Don’t get me wrong. I did like whatsapp and I still do. The problem was the whatsapp did not give me a choice with respect to this aspect of my social life. It did not give me a choice like Orkut did. In Orkut, if you don’t wish to see who viewed your profile, you also wont get to see the list of people who viewed your profile. Similarly, had whatsapp provided me options with respect to double tick and last seen, I would have been a delighted customer and would have still been on whatsapp enjoying all the positive experiences that the app provided me with.
Since then, I was on the hunt to find a hack that eliminates the double tick issue from my phone. There is this bright engineering student that helps me with all my hacks. He did some research and found that it should be possible. Apparently, all data usage from the phone (or any device for that matter) to the internet happens through ports and you can manually restrict access to certain ports for certain apps. Our dear engineering prodigy did some research and told me that the double tick removal from my whatsapp should be possible (since whatsapp was using some two different servers and therefore two different ports for sending and receiving or something like that). I was hoping that he will find out a hack soon so that it will be a welcome relief for me, those two ladies and all the others who faced similar issues.
While all this was happening, thankfully, another friend of mine, who was well aware of this whatsapp situation of mine, forwarded an article (Link to the article) to me a few days back. Apparently, whatsapp is rolling out an update themselves that will allow you to have control over the double tick and last seen. Its not available in the Google App Store yet as per the article, so you might need to manually install it by downloading the apk file from the whatsapp website. I’m just super glad that whatsapp themselves decided to roll out this feature. My faith in the company and their focus on providing the best experience for their customers has been restored.
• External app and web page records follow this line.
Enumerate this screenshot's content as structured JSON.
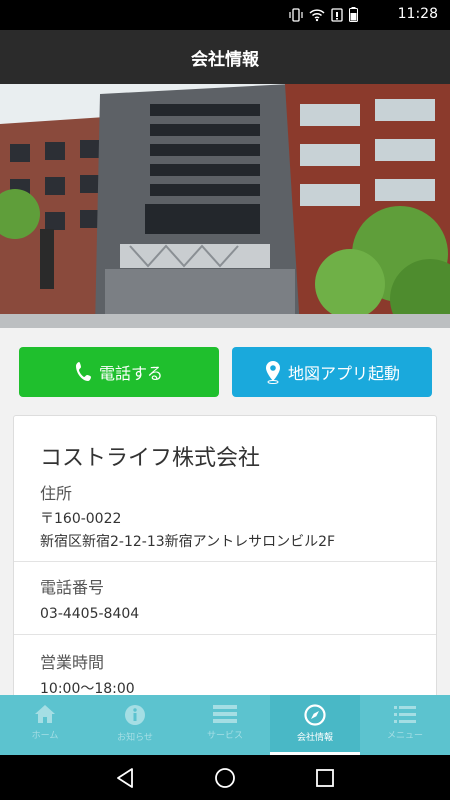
{
  "status_bar": {
    "time": "11:28",
    "icons": [
      "vibrate-icon",
      "wifi-icon",
      "battery-low-icon",
      "battery-icon"
    ]
  },
  "header": {
    "title": "会社情報"
  },
  "hero": {
    "image": "building-photo"
  },
  "actions": {
    "call_label": "電話する",
    "map_label": "地図アプリ起動",
    "call_color": "#1fbf2d",
    "map_color": "#1aa9dc"
  },
  "company": {
    "name": "コストライフ株式会社",
    "address_label": "住所",
    "postal": "〒160-0022",
    "address": "新宿区新宿2-12-13新宿アントレサロンビル2F",
    "phone_label": "電話番号",
    "phone": "03-4405-8404",
    "hours_label": "営業時間",
    "hours": "10:00〜18:00"
  },
  "tabs": [
    {
      "label": "ホーム",
      "icon": "home-icon"
    },
    {
      "label": "お知らせ",
      "icon": "info-icon"
    },
    {
      "label": "サービス",
      "icon": "list-icon"
    },
    {
      "label": "会社情報",
      "icon": "compass-icon",
      "active": true
    },
    {
      "label": "メニュー",
      "icon": "menu-icon"
    }
  ],
  "colors": {
    "tabbar": "#5cc3cf",
    "header": "#2b2b2b"
  }
}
All those on Android, this should be a really useful thing for you. As for me, my return to whatsapp is going to be a bit more delayed. I have a BB10 (Blackberry) phone. So I need to figure out a hack to get this Android APK / app to run on my Blackberry (its possible and that’s how I’m using the Wunderlist app on my phone: Its their Android app) or wait until whatsapp comes out with the BB10 version of this update. Looking forward to be back on Whatsapp soon! Until then, its good old SMS for me